The World Trade towers burnt fiercely and then collapsed. The South tower, which was hit later, collapsed first at 10:05 a.m., about an hour after impact. The North tower collapsed 10:28 a.m. about one-an a half hours after impact. The towers “imploded”, that is, they fell on their own footprints in a cloud of smoke and dust. The buildings had a “tube structure” that is, they are built like huge tin cans – strong on the outside and relative weak on the inside. The vertical pillars connected by horizontal beams keep them rigid and resistant to sway. However the explosion in the center and the resulting fire melted the beams, and the pillars fell into the building causing the implosion. The spectacular implosion also buried thousands of people—fathers, mothers, sons and daughters. Mostly breadwinners, they all disappeared into a rather large cloud.

For the next few days the entire county was close to paralyzed. Productivity zoomed down, TV watching zoomed up. One of the major mainstays of the American economy—air traffic—was completely shut off.  About 100,000 departures from 15,000 airports did not happen each day, every day. Millions of people were stranded. Restarting this monstrous service will take days if not weeks. Business came to a virtual standstill. The stock market remained closed. The blow to a faltering economy was massive, and the effects will linger for years.

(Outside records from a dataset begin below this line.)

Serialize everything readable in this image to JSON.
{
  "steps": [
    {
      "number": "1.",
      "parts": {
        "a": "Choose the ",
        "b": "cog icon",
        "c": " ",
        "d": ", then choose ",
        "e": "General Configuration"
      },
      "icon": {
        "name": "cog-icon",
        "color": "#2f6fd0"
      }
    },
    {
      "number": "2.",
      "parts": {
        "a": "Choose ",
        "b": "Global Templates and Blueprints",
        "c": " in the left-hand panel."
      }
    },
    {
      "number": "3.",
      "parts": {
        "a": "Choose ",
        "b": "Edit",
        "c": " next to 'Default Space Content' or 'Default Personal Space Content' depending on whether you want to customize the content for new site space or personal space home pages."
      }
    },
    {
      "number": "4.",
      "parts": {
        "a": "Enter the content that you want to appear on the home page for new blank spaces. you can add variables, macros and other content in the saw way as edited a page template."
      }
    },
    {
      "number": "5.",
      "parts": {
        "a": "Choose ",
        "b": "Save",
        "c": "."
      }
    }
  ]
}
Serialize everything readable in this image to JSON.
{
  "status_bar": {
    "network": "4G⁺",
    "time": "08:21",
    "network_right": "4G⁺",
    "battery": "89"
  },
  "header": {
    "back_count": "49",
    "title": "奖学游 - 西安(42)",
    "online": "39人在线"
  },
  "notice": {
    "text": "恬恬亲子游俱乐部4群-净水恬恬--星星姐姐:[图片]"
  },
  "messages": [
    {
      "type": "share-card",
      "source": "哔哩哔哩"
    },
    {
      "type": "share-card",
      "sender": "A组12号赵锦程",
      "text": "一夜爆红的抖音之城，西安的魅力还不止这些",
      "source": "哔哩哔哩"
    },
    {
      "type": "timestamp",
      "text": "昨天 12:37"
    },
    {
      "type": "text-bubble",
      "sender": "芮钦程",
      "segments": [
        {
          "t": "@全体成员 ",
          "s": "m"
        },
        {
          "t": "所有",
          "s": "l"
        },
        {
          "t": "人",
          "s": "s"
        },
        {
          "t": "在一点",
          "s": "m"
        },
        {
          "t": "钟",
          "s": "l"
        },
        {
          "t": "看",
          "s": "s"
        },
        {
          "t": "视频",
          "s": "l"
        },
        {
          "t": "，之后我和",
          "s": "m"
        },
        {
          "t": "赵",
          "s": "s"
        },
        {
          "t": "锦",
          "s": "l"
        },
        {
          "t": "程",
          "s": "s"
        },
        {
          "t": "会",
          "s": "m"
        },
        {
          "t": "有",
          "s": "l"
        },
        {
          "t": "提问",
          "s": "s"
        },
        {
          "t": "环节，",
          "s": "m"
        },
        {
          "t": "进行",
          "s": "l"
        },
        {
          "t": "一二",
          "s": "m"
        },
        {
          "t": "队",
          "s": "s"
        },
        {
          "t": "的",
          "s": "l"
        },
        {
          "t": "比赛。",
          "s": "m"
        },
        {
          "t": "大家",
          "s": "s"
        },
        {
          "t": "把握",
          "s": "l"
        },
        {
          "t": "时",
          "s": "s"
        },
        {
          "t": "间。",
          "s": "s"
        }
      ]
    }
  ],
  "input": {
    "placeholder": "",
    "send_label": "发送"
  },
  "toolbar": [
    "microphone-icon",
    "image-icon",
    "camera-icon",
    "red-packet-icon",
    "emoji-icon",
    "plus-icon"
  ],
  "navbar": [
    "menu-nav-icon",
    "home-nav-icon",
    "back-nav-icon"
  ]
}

Is a lack of security and complacency to blame for the tragedy? Not really. How does one ensure that 1.6 million passengers per day are searched closely? Not possible, total security cannot be implemented. Security can be (and will be) increased, but with a toll of efficiency. The detriment is the reduction in capacity of the travel system and an increase in price of tickets. It may seem to be a small price to pay, but the effects on the economy may be significant. Loss of civil liberties will be a bigger toll.

About 16 people, with no guns, in less than two hours took down the Mecca of the financial economy and the Mecca of the US Defense Department. In the process they snuffed out about 10,000 lives, affected the lives of several millions of people, and created the possibility of a worldwide recession. This is a completely new form of global warfare. The technique uses the infrastructure of a country to attack itself. We know how to fight wars with tanks, ships and aircraft. We know how to engage people in a war zone. We do not know how to fight a war where the enemy is us.

Over the last ten, maybe fifteen years, the US military has been embarking on a mass scale modernization program with the vision of a changing landscape of war. War would not be fought, they say, with just tanks and aircraft. In years to come, it will be an increasingly targeted, information driven warfare, say the experts. Communication automated control, soldiers sporting wearable computers and automated warfare machinery with computerized sensors and actuators would be the cutting edge of the technological warfare. Winning wars would depend on who has the latest technological wizardry. The tragedy at the southern tip of Manhattan throws all such visions into limbo.


The Twin Towers of the World Trade Center are no more. The painful lessons learnt will resound all over the world in forms unpredictable. Those who are celebrating the coordination, the planning and the uncanny success of the mission, will eventually learn a sad lesson. People living in Manhattan will eventually come to grips with the gaping space in the skyline. For all those of us who are ex-residents of Manhattan, or avid visitors of the city, the towers are still there, just invisible.


Note: This article was compiled from information available as of September 13th.


Partha Dasgupta is on the faculty of the Computer Science and Engineering Department at Arizona State University in Tempe. His specializations are in the areas of Operating Systems, Cryptography and Networking. His homepage is at



Partha Dasgupta